## DATASET ENTRIES
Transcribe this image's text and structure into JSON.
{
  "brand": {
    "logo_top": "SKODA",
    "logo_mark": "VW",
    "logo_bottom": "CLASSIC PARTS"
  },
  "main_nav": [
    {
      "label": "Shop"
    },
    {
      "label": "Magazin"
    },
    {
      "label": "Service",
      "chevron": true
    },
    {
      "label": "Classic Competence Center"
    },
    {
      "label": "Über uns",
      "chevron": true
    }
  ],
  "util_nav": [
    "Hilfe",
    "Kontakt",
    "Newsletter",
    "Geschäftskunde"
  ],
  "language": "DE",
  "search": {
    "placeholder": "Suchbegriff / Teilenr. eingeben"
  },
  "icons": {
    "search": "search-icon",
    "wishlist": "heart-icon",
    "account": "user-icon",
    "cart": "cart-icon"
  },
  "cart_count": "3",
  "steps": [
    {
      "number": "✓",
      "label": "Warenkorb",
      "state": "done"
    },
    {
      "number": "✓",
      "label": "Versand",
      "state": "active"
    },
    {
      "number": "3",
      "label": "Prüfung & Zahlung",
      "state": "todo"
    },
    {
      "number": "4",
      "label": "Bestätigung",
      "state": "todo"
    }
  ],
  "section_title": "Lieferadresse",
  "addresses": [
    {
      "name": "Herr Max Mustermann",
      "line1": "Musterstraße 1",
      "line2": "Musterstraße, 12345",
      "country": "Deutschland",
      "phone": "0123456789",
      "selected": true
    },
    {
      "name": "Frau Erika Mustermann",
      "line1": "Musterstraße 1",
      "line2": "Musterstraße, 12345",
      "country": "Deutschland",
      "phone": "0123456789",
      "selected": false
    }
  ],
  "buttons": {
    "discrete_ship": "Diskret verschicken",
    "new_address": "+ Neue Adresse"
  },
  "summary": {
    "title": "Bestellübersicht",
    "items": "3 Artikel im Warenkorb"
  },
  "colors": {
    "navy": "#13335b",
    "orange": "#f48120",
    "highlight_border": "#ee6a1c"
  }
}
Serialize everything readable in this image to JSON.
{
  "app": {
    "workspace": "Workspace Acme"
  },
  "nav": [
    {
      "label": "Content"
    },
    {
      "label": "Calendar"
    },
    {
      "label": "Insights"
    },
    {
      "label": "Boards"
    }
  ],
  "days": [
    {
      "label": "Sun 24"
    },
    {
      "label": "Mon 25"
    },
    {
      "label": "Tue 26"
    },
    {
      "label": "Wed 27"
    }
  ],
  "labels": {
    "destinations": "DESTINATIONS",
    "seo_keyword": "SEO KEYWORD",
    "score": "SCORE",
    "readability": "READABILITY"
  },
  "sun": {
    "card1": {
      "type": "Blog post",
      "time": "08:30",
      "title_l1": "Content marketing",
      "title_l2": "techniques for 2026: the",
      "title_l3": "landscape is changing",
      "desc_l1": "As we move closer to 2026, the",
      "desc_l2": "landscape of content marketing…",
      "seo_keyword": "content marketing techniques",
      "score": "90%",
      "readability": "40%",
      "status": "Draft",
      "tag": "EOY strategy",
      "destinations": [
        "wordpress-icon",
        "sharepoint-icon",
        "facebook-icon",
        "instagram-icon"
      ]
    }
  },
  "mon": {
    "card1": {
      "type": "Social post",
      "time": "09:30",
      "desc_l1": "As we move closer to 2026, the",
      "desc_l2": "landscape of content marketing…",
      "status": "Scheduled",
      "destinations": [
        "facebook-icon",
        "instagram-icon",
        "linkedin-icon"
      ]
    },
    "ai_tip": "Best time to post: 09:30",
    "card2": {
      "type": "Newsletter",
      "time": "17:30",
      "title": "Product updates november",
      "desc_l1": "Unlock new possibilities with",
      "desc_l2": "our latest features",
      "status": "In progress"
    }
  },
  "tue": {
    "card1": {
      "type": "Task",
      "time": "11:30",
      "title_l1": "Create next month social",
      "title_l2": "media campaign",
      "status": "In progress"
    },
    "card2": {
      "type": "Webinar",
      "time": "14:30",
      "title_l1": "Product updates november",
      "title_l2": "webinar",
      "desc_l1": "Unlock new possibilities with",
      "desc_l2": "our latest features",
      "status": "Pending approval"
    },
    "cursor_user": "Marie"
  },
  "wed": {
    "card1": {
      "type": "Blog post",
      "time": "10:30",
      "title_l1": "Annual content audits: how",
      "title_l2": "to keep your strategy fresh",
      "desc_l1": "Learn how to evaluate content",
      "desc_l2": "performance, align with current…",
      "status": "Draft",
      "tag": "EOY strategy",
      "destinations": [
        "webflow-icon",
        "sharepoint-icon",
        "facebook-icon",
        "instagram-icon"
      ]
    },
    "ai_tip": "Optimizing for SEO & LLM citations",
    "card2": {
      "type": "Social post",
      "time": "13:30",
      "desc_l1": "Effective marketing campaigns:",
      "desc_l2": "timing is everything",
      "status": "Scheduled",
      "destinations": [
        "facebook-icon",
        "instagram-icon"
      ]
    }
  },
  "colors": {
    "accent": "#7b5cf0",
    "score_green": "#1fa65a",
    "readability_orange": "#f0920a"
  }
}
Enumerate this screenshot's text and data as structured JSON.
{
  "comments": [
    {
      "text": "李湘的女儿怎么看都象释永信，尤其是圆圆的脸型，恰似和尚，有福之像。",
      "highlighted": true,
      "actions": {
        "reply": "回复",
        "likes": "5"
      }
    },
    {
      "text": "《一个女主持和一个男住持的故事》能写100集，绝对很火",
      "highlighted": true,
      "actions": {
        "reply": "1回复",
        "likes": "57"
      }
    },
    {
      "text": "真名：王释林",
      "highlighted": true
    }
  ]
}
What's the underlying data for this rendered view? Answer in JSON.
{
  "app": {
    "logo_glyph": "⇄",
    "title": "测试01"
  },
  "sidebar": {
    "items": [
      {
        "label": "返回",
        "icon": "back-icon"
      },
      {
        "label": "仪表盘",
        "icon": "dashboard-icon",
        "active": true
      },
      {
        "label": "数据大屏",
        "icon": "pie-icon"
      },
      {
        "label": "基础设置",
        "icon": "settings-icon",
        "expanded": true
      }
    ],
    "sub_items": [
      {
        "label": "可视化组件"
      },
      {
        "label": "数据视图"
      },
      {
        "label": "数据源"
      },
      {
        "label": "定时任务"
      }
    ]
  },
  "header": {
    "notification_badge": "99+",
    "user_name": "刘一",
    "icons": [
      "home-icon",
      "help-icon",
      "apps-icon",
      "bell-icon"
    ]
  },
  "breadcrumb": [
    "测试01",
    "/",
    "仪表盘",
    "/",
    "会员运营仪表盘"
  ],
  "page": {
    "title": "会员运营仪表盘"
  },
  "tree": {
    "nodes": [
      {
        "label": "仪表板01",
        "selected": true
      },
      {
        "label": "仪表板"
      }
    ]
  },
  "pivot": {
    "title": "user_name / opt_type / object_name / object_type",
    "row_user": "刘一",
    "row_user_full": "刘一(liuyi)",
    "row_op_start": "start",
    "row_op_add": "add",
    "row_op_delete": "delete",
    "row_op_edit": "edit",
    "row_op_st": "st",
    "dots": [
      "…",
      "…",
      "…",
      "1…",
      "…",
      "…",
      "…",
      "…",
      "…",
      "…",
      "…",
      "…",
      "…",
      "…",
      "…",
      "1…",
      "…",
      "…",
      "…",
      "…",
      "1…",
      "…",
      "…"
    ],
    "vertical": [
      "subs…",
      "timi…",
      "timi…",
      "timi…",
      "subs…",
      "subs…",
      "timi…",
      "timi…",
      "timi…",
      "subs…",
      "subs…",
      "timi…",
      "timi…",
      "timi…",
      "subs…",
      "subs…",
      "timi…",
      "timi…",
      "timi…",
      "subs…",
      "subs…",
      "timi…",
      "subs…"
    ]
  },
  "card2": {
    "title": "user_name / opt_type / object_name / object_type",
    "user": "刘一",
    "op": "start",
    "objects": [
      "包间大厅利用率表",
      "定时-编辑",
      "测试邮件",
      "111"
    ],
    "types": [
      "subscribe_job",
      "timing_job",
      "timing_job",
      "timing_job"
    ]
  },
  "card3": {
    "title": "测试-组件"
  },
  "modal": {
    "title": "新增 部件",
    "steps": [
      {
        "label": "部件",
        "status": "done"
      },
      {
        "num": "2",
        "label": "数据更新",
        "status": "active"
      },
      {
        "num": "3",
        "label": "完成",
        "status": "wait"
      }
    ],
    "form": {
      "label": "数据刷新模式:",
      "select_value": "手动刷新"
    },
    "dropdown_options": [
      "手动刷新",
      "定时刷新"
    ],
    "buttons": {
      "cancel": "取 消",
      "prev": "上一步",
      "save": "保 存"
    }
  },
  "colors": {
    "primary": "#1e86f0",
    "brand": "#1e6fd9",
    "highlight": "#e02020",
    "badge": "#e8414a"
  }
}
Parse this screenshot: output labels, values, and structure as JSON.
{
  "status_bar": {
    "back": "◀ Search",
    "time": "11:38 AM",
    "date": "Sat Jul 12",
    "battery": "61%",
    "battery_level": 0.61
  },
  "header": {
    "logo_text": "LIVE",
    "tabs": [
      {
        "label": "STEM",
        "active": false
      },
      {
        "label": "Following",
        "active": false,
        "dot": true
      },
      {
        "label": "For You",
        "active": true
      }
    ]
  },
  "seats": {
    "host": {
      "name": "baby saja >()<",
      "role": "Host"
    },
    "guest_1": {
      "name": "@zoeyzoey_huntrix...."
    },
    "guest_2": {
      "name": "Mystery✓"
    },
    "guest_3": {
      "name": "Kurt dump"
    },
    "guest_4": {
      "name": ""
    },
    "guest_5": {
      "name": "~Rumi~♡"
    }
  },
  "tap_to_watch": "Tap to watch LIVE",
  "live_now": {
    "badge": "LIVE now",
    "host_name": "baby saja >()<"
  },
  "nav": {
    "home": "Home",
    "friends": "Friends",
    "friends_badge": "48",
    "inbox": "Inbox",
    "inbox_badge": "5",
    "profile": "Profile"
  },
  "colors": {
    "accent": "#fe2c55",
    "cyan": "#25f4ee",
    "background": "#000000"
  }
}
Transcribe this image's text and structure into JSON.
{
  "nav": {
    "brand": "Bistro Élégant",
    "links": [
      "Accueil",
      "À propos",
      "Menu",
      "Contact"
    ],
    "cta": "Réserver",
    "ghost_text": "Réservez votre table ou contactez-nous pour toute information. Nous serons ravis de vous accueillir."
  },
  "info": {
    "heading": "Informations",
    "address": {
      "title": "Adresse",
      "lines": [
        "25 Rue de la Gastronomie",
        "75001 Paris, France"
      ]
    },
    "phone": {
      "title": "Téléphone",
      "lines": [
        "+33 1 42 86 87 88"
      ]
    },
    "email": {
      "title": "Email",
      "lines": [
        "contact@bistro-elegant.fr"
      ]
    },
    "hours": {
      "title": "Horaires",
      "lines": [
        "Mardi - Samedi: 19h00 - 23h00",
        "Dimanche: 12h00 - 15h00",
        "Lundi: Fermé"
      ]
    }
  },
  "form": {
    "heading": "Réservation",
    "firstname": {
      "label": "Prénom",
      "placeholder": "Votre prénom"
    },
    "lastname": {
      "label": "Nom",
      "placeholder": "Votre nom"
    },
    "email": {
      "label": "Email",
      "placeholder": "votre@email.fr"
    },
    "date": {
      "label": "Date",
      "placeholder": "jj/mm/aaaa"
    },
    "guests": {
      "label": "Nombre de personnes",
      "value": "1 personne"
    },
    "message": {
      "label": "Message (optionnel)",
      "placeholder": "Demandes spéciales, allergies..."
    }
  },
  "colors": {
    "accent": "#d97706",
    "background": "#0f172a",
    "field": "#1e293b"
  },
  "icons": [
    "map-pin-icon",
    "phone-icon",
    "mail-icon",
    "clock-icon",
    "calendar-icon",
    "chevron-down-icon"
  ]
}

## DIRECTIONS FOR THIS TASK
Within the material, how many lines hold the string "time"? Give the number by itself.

## RESPONSE AREA
9